John Brown University of Siloam Springs, Arkansas is one of the first colleges in the nation to become a zero-landfill campus. The school, which borders Oklahoma, has started its environmental initiatives in 2000 and has cut energy costs by 14%. Since then, they have instituted a variety of ways to save money and drastically reduce waste.
All aspects of the school have been subject to eco-friendly changes and it has really been adding up. The University saves $5,000 a year alone by switching to recycled trash bags. Grease from the various kitchens is converted into biodiesel, which fuels the lawnmowers and other machinery throughout the campus. Some improvements such as cleaning products that they use cost about the same but are no harm the environment.
One of major factors in a sustainable school is reducing the consumption of energy. The heating and cooling of the campus is connected to a computerized system which micromanages every building and room at the University. In 2012, the electric costs were $25,000 less but as the system improves savings can are estimated to be doubled that. The energy savings have continued even as the campus has added 300.000 square feet of new buildings.
Recently, John Brown University spent $60,000 to enable the school to produce zero waste. This paid for trash compactors and recycling bins that fill the campus.

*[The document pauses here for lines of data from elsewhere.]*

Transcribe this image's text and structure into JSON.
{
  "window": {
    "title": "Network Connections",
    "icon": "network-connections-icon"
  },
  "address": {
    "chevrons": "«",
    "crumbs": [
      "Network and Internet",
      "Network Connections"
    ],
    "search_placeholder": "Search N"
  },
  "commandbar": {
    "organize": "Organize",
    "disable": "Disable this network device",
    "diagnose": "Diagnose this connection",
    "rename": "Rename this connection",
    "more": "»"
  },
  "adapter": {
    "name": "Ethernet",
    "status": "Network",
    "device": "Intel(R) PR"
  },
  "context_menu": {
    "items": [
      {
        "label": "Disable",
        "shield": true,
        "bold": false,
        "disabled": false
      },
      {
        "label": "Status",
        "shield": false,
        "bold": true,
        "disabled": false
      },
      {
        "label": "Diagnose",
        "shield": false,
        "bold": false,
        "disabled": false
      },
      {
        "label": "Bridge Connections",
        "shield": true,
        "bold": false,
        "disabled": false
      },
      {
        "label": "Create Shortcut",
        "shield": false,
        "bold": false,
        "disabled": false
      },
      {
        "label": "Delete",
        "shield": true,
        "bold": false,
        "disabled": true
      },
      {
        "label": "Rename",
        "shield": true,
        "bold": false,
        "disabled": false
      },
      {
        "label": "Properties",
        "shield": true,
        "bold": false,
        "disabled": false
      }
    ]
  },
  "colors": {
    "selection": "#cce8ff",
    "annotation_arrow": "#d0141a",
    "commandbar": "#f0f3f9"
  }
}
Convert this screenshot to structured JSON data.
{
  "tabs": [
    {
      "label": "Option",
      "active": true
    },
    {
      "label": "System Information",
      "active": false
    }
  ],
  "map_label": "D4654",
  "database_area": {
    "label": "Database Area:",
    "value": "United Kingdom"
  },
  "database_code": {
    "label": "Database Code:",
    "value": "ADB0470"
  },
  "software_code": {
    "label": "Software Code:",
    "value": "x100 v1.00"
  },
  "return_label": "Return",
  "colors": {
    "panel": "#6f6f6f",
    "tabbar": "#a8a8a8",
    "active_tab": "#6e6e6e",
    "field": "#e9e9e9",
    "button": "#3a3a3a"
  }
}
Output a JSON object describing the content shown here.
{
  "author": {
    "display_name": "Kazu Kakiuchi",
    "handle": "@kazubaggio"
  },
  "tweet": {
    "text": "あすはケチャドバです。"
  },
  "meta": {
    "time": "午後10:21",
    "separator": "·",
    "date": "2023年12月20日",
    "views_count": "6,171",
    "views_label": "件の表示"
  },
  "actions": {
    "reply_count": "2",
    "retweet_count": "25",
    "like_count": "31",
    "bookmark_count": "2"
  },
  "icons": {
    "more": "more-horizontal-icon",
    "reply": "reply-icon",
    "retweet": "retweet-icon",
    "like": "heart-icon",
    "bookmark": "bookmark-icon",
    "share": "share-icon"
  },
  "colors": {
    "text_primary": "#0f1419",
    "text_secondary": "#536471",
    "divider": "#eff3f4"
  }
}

All of the waste produced is diverted from landfills to recycling centers and non-emission incinerators. The University has already saved $40,000 in waste removal costs that would normally be paid to the city. The project has already paid for itself and the school plans on continue saving money especially as methods improves.
It is truly amazing that so many little efforts can add up to be big savings. John Brown University does not seem satisfied with producing zero waste and is constantly improving its methods and creating new ones. Hopefully with all the savings that the school is getting, they will be able to parley that into savings for students on tuition.John Brown University has not been able to become the first waste-free campus in Arkansas without some help. They have teamed up with a variety of organization that can use or properly dispose their waste. Even local hogs benefit from the program, which receives all of the waste from the school’s dining halls.